■ TASK INSTRUCTIONS: Which lines in the entries below contain the string "Pics"? Show each of them in full.

■ LISTED RECORDS:
::::::::
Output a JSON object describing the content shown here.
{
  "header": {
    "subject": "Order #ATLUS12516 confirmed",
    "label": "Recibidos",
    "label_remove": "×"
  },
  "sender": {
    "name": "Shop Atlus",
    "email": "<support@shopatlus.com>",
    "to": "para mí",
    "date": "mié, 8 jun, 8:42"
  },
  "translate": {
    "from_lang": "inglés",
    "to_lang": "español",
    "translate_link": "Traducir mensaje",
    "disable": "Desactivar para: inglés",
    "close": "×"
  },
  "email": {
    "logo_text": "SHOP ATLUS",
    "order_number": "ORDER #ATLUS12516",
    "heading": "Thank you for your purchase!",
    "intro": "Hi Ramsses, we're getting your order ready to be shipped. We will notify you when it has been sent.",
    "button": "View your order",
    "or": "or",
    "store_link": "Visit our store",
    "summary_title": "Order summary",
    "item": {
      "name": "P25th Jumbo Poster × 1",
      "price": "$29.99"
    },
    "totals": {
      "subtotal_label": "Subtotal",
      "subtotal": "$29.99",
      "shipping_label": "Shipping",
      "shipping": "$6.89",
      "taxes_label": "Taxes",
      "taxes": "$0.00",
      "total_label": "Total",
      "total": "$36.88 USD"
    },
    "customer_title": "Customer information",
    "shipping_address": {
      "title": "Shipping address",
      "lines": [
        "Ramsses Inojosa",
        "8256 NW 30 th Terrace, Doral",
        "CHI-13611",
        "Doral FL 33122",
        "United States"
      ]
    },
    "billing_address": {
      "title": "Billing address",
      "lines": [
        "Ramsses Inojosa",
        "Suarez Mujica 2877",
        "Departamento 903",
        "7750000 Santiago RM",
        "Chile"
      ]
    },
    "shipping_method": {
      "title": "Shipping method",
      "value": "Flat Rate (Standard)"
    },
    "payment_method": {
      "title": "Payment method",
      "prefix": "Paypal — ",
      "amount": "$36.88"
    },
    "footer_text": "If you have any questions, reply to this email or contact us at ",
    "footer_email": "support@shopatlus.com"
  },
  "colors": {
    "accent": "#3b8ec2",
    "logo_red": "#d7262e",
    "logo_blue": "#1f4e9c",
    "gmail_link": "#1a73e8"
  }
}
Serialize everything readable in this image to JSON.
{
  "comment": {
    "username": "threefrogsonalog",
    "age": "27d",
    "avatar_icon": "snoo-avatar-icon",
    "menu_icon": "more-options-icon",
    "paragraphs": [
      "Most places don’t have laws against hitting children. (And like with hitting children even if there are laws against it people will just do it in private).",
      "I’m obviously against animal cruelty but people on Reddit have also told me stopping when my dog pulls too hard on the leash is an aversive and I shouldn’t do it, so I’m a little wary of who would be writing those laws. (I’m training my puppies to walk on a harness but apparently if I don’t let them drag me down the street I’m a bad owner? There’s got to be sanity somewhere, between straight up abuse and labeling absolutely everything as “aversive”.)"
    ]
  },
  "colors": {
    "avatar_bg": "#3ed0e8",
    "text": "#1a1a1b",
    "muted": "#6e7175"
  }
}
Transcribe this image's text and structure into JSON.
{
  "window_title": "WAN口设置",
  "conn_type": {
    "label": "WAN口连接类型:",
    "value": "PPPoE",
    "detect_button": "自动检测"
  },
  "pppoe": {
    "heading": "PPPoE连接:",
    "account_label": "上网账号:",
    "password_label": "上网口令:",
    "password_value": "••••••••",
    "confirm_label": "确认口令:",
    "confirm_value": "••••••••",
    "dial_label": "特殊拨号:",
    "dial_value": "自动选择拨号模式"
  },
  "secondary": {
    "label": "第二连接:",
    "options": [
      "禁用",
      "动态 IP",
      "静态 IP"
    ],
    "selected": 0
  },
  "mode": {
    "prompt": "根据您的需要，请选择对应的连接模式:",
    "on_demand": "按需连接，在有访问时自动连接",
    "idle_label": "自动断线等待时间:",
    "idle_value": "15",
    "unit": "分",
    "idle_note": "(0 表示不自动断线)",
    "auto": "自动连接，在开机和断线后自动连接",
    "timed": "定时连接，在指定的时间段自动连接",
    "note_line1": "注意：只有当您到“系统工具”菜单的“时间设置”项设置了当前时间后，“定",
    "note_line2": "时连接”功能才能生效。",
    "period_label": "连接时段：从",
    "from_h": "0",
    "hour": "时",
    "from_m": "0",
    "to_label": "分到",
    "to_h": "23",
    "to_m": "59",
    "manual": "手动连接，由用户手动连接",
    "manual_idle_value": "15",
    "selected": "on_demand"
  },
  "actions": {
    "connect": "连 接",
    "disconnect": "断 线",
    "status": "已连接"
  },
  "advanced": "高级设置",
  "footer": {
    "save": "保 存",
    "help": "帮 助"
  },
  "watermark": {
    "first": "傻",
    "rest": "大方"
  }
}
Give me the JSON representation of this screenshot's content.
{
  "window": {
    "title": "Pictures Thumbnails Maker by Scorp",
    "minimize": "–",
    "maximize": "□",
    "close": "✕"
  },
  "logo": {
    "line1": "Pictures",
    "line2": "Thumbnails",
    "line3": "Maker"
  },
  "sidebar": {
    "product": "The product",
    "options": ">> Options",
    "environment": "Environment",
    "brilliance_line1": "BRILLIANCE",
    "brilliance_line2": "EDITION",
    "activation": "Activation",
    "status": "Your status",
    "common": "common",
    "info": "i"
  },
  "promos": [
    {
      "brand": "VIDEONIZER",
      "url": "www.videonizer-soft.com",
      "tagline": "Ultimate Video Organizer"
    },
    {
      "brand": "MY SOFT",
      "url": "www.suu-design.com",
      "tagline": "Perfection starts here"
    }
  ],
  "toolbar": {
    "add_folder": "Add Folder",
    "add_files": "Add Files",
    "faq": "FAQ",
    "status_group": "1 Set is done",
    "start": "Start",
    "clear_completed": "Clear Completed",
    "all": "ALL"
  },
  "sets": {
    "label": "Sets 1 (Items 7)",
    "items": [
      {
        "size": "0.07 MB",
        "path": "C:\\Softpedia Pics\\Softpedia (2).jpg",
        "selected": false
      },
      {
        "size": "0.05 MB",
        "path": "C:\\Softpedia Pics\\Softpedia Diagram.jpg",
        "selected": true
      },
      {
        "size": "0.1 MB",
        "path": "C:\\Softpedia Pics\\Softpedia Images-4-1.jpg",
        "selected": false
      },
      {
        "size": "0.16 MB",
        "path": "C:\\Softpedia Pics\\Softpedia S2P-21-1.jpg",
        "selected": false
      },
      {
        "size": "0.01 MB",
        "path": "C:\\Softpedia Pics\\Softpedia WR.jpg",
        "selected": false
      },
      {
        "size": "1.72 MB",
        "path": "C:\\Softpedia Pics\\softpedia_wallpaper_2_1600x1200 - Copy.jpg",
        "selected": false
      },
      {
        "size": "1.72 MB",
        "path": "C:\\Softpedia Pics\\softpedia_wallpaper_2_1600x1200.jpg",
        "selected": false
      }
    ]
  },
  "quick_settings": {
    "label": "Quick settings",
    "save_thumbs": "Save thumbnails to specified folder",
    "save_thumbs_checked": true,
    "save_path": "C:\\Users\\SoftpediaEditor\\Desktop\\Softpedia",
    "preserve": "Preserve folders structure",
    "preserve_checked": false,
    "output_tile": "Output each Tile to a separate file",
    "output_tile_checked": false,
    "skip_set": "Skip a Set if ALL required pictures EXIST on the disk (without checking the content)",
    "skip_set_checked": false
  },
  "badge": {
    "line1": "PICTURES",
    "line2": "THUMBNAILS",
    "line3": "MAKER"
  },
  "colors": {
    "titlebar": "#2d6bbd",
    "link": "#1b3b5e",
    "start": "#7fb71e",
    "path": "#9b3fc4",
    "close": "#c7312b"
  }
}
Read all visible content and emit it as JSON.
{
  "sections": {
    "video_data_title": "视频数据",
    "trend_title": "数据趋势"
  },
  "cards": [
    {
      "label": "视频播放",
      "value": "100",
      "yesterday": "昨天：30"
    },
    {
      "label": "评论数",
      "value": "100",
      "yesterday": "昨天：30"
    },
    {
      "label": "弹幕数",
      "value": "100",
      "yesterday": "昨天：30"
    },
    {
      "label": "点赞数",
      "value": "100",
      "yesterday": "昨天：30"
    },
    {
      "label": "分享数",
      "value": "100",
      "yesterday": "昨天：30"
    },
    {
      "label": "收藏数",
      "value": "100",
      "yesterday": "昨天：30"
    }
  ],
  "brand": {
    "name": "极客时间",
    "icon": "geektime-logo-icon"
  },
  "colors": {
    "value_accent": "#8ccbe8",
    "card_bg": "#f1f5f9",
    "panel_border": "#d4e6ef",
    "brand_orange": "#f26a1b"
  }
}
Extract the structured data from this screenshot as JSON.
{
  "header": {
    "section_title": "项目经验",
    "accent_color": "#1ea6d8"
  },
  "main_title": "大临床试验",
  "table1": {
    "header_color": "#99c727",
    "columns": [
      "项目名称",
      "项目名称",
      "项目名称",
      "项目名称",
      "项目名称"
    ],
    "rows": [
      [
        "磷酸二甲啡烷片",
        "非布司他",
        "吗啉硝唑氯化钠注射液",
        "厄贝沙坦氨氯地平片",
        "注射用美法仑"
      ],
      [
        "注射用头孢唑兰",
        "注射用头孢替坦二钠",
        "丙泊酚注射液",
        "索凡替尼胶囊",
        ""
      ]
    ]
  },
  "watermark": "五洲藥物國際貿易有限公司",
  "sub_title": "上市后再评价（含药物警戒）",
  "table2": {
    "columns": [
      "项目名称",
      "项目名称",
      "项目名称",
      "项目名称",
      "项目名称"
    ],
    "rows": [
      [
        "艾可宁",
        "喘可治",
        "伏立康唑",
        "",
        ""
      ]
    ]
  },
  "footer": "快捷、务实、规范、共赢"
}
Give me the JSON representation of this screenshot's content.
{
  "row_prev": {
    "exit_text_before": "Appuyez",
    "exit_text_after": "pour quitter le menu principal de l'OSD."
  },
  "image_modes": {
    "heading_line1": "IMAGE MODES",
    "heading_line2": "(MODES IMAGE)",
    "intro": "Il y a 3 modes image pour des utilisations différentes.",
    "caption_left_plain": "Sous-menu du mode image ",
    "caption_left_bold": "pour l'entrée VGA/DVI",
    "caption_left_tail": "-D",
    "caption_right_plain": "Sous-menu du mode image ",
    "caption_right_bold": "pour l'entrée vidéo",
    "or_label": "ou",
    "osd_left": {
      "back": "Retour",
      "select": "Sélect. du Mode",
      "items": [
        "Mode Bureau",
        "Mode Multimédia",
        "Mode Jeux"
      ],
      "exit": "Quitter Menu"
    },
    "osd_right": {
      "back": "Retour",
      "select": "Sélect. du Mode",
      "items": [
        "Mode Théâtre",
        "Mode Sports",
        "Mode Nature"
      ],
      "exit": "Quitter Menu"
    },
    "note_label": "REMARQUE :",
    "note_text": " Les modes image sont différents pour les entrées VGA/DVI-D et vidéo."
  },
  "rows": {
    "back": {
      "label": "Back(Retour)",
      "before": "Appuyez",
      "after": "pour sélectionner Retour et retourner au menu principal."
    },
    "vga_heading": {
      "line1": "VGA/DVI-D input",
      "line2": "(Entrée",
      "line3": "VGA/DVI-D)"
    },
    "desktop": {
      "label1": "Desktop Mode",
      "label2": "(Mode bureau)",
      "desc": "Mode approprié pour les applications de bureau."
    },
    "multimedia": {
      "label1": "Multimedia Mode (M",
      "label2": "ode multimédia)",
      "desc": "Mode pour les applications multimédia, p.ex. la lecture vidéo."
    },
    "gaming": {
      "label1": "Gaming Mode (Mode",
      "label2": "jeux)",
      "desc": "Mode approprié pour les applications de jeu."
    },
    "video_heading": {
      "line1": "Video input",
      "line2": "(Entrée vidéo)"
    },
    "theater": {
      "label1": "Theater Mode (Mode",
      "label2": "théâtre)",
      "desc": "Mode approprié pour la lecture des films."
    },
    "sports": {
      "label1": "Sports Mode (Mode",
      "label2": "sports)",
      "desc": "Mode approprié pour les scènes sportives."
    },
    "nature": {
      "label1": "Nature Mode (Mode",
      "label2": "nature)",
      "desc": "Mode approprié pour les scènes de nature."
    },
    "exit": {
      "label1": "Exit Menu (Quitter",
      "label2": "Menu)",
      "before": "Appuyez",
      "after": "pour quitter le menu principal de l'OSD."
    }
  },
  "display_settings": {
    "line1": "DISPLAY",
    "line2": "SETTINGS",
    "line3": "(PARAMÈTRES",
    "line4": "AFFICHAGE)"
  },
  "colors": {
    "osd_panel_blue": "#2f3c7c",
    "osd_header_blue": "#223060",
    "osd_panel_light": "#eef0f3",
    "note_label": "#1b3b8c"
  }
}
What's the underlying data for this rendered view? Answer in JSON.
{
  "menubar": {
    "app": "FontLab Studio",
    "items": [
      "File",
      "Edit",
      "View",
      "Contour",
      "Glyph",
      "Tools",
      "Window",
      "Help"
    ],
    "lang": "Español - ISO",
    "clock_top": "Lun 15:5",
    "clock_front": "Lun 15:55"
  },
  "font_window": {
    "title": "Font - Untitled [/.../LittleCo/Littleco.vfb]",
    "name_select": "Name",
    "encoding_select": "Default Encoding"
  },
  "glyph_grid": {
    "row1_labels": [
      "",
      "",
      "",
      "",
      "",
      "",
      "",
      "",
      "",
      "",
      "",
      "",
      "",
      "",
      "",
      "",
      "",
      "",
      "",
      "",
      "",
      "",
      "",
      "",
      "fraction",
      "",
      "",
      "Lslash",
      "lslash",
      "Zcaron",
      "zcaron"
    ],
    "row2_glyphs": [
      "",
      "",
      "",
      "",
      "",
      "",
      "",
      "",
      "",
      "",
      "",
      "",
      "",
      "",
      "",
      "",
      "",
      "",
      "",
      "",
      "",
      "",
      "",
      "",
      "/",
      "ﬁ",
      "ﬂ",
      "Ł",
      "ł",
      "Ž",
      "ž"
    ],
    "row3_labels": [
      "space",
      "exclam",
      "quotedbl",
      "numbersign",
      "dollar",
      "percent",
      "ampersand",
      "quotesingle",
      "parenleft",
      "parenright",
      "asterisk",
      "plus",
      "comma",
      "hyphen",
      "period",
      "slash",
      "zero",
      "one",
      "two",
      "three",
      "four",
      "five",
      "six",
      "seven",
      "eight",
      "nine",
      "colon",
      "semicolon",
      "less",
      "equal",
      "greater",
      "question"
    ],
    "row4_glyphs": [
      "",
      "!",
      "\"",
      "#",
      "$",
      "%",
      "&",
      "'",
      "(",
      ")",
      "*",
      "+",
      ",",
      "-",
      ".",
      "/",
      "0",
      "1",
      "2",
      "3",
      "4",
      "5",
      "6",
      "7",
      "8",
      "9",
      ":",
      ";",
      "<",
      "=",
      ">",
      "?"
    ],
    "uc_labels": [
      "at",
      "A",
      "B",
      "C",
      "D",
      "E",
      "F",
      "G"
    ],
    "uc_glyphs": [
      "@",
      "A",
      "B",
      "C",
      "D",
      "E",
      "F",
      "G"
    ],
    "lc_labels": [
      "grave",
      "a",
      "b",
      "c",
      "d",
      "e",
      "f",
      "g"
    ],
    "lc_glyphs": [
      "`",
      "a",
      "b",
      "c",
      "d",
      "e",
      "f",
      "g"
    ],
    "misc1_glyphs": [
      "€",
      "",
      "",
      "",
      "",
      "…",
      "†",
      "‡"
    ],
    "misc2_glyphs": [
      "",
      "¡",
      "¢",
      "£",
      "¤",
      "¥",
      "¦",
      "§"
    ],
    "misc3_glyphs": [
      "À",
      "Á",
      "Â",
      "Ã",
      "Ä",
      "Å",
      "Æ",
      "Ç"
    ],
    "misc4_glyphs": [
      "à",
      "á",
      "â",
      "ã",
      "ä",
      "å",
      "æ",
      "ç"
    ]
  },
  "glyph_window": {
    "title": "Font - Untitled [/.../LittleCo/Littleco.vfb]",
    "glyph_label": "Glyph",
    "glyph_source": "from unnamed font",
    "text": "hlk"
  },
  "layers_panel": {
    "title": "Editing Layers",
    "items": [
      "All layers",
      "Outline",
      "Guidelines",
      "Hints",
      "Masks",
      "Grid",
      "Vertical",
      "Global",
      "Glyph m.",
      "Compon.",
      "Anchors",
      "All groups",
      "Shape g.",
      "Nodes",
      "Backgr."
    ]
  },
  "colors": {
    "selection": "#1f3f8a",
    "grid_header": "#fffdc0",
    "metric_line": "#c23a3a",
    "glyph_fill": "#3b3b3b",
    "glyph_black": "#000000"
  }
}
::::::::
■ TASK OUTPUT:
        "path": "C:\\Softpedia Pics\\Softpedia (2).jpg",
        "path": "C:\\Softpedia Pics\\Softpedia Diagram.jpg",
        "path": "C:\\Softpedia Pics\\Softpedia Images-4-1.jpg",
        "path": "C:\\Softpedia Pics\\Softpedia S2P-21-1.jpg",
        "path": "C:\\Softpedia Pics\\Softpedia WR.jpg",
        "path": "C:\\Softpedia Pics\\softpedia_wallpaper_2_1600x1200 - Copy.jpg",
        "path": "C:\\Softpedia Pics\\softpedia_wallpaper_2_1600x1200.jpg",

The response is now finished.